Data about app and page elements:

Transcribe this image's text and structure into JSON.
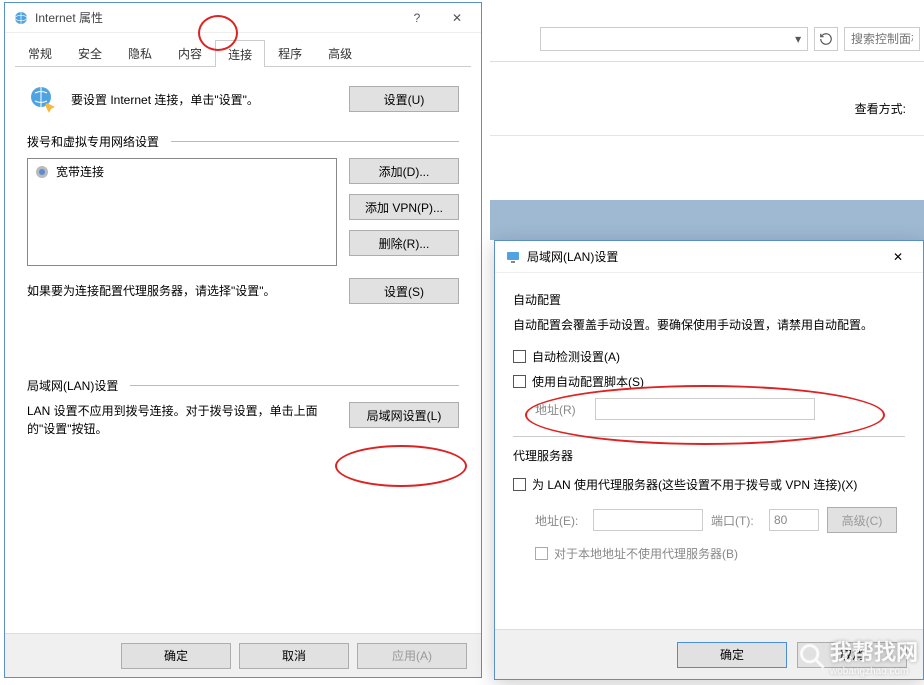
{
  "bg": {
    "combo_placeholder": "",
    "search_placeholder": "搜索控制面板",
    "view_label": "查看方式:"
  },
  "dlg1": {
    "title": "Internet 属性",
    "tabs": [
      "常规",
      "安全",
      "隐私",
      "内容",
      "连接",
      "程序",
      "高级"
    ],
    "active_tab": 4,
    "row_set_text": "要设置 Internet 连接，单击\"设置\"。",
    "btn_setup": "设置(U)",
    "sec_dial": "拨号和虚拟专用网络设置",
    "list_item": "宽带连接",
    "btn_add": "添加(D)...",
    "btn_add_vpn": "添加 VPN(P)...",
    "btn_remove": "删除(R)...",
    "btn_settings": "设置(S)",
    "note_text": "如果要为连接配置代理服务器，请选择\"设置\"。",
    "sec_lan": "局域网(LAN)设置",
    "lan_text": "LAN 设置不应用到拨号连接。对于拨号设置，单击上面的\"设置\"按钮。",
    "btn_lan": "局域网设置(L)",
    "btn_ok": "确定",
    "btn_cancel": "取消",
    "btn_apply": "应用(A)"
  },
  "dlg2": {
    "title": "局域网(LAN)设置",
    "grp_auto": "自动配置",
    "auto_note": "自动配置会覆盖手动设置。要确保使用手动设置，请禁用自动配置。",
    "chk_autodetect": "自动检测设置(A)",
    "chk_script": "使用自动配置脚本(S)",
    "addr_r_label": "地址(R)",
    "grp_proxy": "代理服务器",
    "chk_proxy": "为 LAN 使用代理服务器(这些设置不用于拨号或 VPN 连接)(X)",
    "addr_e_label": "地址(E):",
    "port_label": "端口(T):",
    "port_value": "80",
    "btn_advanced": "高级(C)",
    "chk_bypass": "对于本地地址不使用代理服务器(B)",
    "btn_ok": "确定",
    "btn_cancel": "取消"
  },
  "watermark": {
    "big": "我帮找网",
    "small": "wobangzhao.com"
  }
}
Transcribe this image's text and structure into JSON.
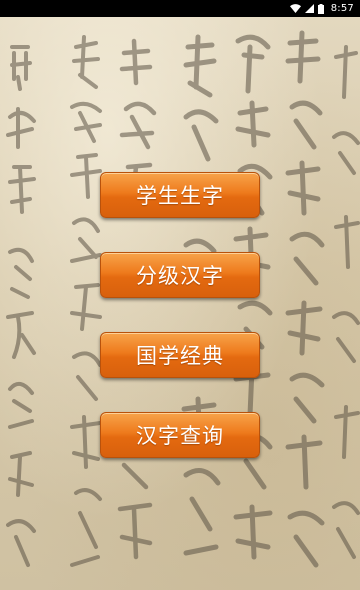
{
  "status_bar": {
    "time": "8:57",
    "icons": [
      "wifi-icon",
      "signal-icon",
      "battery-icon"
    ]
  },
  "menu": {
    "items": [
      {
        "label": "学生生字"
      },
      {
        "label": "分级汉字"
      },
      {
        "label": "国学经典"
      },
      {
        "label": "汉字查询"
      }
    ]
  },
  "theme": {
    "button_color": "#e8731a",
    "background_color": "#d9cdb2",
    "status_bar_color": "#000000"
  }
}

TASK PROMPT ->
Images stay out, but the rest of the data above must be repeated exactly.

RESPONSE AREA ->
Transcribe this image's text and structure into JSON.
{
  "bg": {
    "combo_placeholder": "",
    "search_placeholder": "搜索控制面板",
    "view_label": "查看方式:"
  },
  "dlg1": {
    "title": "Internet 属性",
    "tabs": [
      "常规",
      "安全",
      "隐私",
      "内容",
      "连接",
      "程序",
      "高级"
    ],
    "active_tab": 4,
    "row_set_text": "要设置 Internet 连接，单击\"设置\"。",
    "btn_setup": "设置(U)",
    "sec_dial": "拨号和虚拟专用网络设置",
    "list_item": "宽带连接",
    "btn_add": "添加(D)...",
    "btn_add_vpn": "添加 VPN(P)...",
    "btn_remove": "删除(R)...",
    "btn_settings": "设置(S)",
    "note_text": "如果要为连接配置代理服务器，请选择\"设置\"。",
    "sec_lan": "局域网(LAN)设置",
    "lan_text": "LAN 设置不应用到拨号连接。对于拨号设置，单击上面的\"设置\"按钮。",
    "btn_lan": "局域网设置(L)",
    "btn_ok": "确定",
    "btn_cancel": "取消",
    "btn_apply": "应用(A)"
  },
  "dlg2": {
    "title": "局域网(LAN)设置",
    "grp_auto": "自动配置",
    "auto_note": "自动配置会覆盖手动设置。要确保使用手动设置，请禁用自动配置。",
    "chk_autodetect": "自动检测设置(A)",
    "chk_script": "使用自动配置脚本(S)",
    "addr_r_label": "地址(R)",
    "grp_proxy": "代理服务器",
    "chk_proxy": "为 LAN 使用代理服务器(这些设置不用于拨号或 VPN 连接)(X)",
    "addr_e_label": "地址(E):",
    "port_label": "端口(T):",
    "port_value": "80",
    "btn_advanced": "高级(C)",
    "chk_bypass": "对于本地地址不使用代理服务器(B)",
    "btn_ok": "确定",
    "btn_cancel": "取消"
  },
  "watermark": {
    "big": "我帮找网",
    "small": "wobangzhao.com"
  }
}
Transcribe this image's text and structure into JSON.
{
  "status_bar": {
    "time": "8:57",
    "icons": [
      "wifi-icon",
      "signal-icon",
      "battery-icon"
    ]
  },
  "menu": {
    "items": [
      {
        "label": "学生生字"
      },
      {
        "label": "分级汉字"
      },
      {
        "label": "国学经典"
      },
      {
        "label": "汉字查询"
      }
    ]
  },
  "theme": {
    "button_color": "#e8731a",
    "background_color": "#d9cdb2",
    "status_bar_color": "#000000"
  }
}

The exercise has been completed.